### WHAT TO PRODUCE
Copy out all of the data that follows, exactly as it appears.

Dataset rows for apps and sites
..........

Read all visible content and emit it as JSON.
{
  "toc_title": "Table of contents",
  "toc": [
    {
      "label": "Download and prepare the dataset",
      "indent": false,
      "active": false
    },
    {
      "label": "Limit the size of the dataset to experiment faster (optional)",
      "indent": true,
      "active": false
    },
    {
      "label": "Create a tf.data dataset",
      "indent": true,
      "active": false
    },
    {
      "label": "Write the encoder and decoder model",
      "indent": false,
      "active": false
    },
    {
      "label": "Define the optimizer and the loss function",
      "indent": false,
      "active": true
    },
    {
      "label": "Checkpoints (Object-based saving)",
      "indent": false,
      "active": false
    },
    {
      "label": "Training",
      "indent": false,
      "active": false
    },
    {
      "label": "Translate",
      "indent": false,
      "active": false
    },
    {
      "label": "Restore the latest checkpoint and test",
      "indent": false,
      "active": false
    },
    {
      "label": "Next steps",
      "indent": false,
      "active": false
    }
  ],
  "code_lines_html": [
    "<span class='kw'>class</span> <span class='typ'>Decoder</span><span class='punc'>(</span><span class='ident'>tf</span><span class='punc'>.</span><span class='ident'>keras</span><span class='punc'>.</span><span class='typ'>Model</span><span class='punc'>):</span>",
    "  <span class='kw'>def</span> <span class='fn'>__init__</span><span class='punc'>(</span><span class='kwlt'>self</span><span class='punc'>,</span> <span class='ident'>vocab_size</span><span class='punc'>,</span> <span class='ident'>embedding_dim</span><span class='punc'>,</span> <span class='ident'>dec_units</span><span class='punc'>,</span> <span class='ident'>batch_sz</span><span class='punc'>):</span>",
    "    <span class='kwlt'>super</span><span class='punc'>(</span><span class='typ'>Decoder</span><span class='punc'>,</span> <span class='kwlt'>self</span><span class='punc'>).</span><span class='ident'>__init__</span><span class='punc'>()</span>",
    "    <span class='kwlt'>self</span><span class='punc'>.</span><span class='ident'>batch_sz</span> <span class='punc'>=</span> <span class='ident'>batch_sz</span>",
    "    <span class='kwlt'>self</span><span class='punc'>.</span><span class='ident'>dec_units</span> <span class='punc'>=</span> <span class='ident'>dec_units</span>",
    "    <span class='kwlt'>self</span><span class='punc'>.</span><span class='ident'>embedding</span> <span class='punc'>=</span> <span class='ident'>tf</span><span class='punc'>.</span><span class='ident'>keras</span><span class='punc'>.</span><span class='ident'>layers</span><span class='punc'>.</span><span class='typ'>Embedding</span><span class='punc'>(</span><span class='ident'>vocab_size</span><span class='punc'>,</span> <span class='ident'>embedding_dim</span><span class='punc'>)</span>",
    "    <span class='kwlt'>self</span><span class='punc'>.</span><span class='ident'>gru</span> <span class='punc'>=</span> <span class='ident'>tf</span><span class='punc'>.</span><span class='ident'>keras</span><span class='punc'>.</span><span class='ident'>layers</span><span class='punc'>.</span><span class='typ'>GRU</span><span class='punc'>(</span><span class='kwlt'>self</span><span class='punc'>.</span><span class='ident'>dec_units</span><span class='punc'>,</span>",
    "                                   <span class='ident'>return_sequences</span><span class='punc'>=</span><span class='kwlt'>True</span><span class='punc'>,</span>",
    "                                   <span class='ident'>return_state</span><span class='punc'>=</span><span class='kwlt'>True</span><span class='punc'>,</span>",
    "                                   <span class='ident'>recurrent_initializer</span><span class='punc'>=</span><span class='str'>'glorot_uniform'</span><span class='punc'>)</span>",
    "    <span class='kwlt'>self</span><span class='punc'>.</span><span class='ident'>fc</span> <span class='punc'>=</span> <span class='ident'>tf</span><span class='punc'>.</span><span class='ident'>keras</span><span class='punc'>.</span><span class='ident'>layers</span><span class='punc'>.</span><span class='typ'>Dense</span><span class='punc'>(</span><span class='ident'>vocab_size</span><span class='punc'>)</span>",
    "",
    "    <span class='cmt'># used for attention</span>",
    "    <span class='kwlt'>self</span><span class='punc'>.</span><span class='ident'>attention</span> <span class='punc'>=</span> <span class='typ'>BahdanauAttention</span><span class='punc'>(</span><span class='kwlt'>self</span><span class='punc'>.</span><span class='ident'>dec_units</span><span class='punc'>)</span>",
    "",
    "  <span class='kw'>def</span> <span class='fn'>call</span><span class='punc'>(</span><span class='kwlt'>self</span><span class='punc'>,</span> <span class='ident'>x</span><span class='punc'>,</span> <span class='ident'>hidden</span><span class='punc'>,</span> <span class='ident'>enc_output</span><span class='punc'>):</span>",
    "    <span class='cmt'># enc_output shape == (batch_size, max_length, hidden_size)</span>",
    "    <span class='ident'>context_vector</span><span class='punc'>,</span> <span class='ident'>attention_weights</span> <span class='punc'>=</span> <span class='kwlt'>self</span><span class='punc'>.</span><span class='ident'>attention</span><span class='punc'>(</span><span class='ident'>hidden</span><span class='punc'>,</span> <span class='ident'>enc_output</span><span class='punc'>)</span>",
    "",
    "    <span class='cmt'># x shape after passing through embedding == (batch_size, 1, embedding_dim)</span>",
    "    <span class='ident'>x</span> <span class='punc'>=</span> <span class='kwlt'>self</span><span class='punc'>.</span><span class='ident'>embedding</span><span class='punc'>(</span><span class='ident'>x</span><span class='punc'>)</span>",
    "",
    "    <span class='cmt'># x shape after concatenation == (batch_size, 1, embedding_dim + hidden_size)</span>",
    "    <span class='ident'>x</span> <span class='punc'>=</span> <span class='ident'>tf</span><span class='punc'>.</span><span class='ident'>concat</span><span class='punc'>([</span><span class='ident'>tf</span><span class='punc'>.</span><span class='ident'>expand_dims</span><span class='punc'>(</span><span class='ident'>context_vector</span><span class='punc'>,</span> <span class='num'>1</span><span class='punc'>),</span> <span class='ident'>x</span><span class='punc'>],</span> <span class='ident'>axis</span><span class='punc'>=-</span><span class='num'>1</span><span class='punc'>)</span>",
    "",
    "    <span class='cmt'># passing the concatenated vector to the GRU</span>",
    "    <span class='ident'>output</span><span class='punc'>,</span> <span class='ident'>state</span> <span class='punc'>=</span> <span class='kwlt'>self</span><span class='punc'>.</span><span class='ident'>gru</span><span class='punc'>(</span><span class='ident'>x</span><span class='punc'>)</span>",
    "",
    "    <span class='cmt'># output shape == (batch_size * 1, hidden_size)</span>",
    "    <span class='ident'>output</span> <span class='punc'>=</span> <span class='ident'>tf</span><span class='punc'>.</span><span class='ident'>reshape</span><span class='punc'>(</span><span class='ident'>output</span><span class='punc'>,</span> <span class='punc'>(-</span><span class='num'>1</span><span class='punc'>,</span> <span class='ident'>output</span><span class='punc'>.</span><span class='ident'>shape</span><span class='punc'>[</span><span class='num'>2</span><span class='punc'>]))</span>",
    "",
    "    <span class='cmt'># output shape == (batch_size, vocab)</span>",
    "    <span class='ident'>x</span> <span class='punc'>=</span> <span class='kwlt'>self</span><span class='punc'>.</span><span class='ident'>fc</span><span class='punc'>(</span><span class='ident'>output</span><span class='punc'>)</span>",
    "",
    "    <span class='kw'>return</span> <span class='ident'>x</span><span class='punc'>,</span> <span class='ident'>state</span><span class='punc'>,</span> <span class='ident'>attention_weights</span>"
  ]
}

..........

### WORKED SOLUTION
Read all visible content and emit it as JSON.
{
  "toc_title": "Table of contents",
  "toc": [
    {
      "label": "Download and prepare the dataset",
      "indent": false,
      "active": false
    },
    {
      "label": "Limit the size of the dataset to experiment faster (optional)",
      "indent": true,
      "active": false
    },
    {
      "label": "Create a tf.data dataset",
      "indent": true,
      "active": false
    },
    {
      "label": "Write the encoder and decoder model",
      "indent": false,
      "active": false
    },
    {
      "label": "Define the optimizer and the loss function",
      "indent": false,
      "active": true
    },
    {
      "label": "Checkpoints (Object-based saving)",
      "indent": false,
      "active": false
    },
    {
      "label": "Training",
      "indent": false,
      "active": false
    },
    {
      "label": "Translate",
      "indent": false,
      "active": false
    },
    {
      "label": "Restore the latest checkpoint and test",
      "indent": false,
      "active": false
    },
    {
      "label": "Next steps",
      "indent": false,
      "active": false
    }
  ],
  "code_lines_html": [
    "<span class='kw'>class</span> <span class='typ'>Decoder</span><span class='punc'>(</span><span class='ident'>tf</span><span class='punc'>.</span><span class='ident'>keras</span><span class='punc'>.</span><span class='typ'>Model</span><span class='punc'>):</span>",
    "  <span class='kw'>def</span> <span class='fn'>__init__</span><span class='punc'>(</span><span class='kwlt'>self</span><span class='punc'>,</span> <span class='ident'>vocab_size</span><span class='punc'>,</span> <span class='ident'>embedding_dim</span><span class='punc'>,</span> <span class='ident'>dec_units</span><span class='punc'>,</span> <span class='ident'>batch_sz</span><span class='punc'>):</span>",
    "    <span class='kwlt'>super</span><span class='punc'>(</span><span class='typ'>Decoder</span><span class='punc'>,</span> <span class='kwlt'>self</span><span class='punc'>).</span><span class='ident'>__init__</span><span class='punc'>()</span>",
    "    <span class='kwlt'>self</span><span class='punc'>.</span><span class='ident'>batch_sz</span> <span class='punc'>=</span> <span class='ident'>batch_sz</span>",
    "    <span class='kwlt'>self</span><span class='punc'>.</span><span class='ident'>dec_units</span> <span class='punc'>=</span> <span class='ident'>dec_units</span>",
    "    <span class='kwlt'>self</span><span class='punc'>.</span><span class='ident'>embedding</span> <span class='punc'>=</span> <span class='ident'>tf</span><span class='punc'>.</span><span class='ident'>keras</span><span class='punc'>.</span><span class='ident'>layers</span><span class='punc'>.</span><span class='typ'>Embedding</span><span class='punc'>(</span><span class='ident'>vocab_size</span><span class='punc'>,</span> <span class='ident'>embedding_dim</span><span class='punc'>)</span>",
    "    <span class='kwlt'>self</span><span class='punc'>.</span><span class='ident'>gru</span> <span class='punc'>=</span> <span class='ident'>tf</span><span class='punc'>.</span><span class='ident'>keras</span><span class='punc'>.</span><span class='ident'>layers</span><span class='punc'>.</span><span class='typ'>GRU</span><span class='punc'>(</span><span class='kwlt'>self</span><span class='punc'>.</span><span class='ident'>dec_units</span><span class='punc'>,</span>",
    "                                   <span class='ident'>return_sequences</span><span class='punc'>=</span><span class='kwlt'>True</span><span class='punc'>,</span>",
    "                                   <span class='ident'>return_state</span><span class='punc'>=</span><span class='kwlt'>True</span><span class='punc'>,</span>",
    "                                   <span class='ident'>recurrent_initializer</span><span class='punc'>=</span><span class='str'>'glorot_uniform'</span><span class='punc'>)</span>",
    "    <span class='kwlt'>self</span><span class='punc'>.</span><span class='ident'>fc</span> <span class='punc'>=</span> <span class='ident'>tf</span><span class='punc'>.</span><span class='ident'>keras</span><span class='punc'>.</span><span class='ident'>layers</span><span class='punc'>.</span><span class='typ'>Dense</span><span class='punc'>(</span><span class='ident'>vocab_size</span><span class='punc'>)</span>",
    "",
    "    <span class='cmt'># used for attention</span>",
    "    <span class='kwlt'>self</span><span class='punc'>.</span><span class='ident'>attention</span> <span class='punc'>=</span> <span class='typ'>BahdanauAttention</span><span class='punc'>(</span><span class='kwlt'>self</span><span class='punc'>.</span><span class='ident'>dec_units</span><span class='punc'>)</span>",
    "",
    "  <span class='kw'>def</span> <span class='fn'>call</span><span class='punc'>(</span><span class='kwlt'>self</span><span class='punc'>,</span> <span class='ident'>x</span><span class='punc'>,</span> <span class='ident'>hidden</span><span class='punc'>,</span> <span class='ident'>enc_output</span><span class='punc'>):</span>",
    "    <span class='cmt'># enc_output shape == (batch_size, max_length, hidden_size)</span>",
    "    <span class='ident'>context_vector</span><span class='punc'>,</span> <span class='ident'>attention_weights</span> <span class='punc'>=</span> <span class='kwlt'>self</span><span class='punc'>.</span><span class='ident'>attention</span><span class='punc'>(</span><span class='ident'>hidden</span><span class='punc'>,</span> <span class='ident'>enc_output</span><span class='punc'>)</span>",
    "",
    "    <span class='cmt'># x shape after passing through embedding == (batch_size, 1, embedding_dim)</span>",
    "    <span class='ident'>x</span> <span class='punc'>=</span> <span class='kwlt'>self</span><span class='punc'>.</span><span class='ident'>embedding</span><span class='punc'>(</span><span class='ident'>x</span><span class='punc'>)</span>",
    "",
    "    <span class='cmt'># x shape after concatenation == (batch_size, 1, embedding_dim + hidden_size)</span>",
    "    <span class='ident'>x</span> <span class='punc'>=</span> <span class='ident'>tf</span><span class='punc'>.</span><span class='ident'>concat</span><span class='punc'>([</span><span class='ident'>tf</span><span class='punc'>.</span><span class='ident'>expand_dims</span><span class='punc'>(</span><span class='ident'>context_vector</span><span class='punc'>,</span> <span class='num'>1</span><span class='punc'>),</span> <span class='ident'>x</span><span class='punc'>],</span> <span class='ident'>axis</span><span class='punc'>=-</span><span class='num'>1</span><span class='punc'>)</span>",
    "",
    "    <span class='cmt'># passing the concatenated vector to the GRU</span>",
    "    <span class='ident'>output</span><span class='punc'>,</span> <span class='ident'>state</span> <span class='punc'>=</span> <span class='kwlt'>self</span><span class='punc'>.</span><span class='ident'>gru</span><span class='punc'>(</span><span class='ident'>x</span><span class='punc'>)</span>",
    "",
    "    <span class='cmt'># output shape == (batch_size * 1, hidden_size)</span>",
    "    <span class='ident'>output</span> <span class='punc'>=</span> <span class='ident'>tf</span><span class='punc'>.</span><span class='ident'>reshape</span><span class='punc'>(</span><span class='ident'>output</span><span class='punc'>,</span> <span class='punc'>(-</span><span class='num'>1</span><span class='punc'>,</span> <span class='ident'>output</span><span class='punc'>.</span><span class='ident'>shape</span><span class='punc'>[</span><span class='num'>2</span><span class='punc'>]))</span>",
    "",
    "    <span class='cmt'># output shape == (batch_size, vocab)</span>",
    "    <span class='ident'>x</span> <span class='punc'>=</span> <span class='kwlt'>self</span><span class='punc'>.</span><span class='ident'>fc</span><span class='punc'>(</span><span class='ident'>output</span><span class='punc'>)</span>",
    "",
    "    <span class='kw'>return</span> <span class='ident'>x</span><span class='punc'>,</span> <span class='ident'>state</span><span class='punc'>,</span> <span class='ident'>attention_weights</span>"
  ]
}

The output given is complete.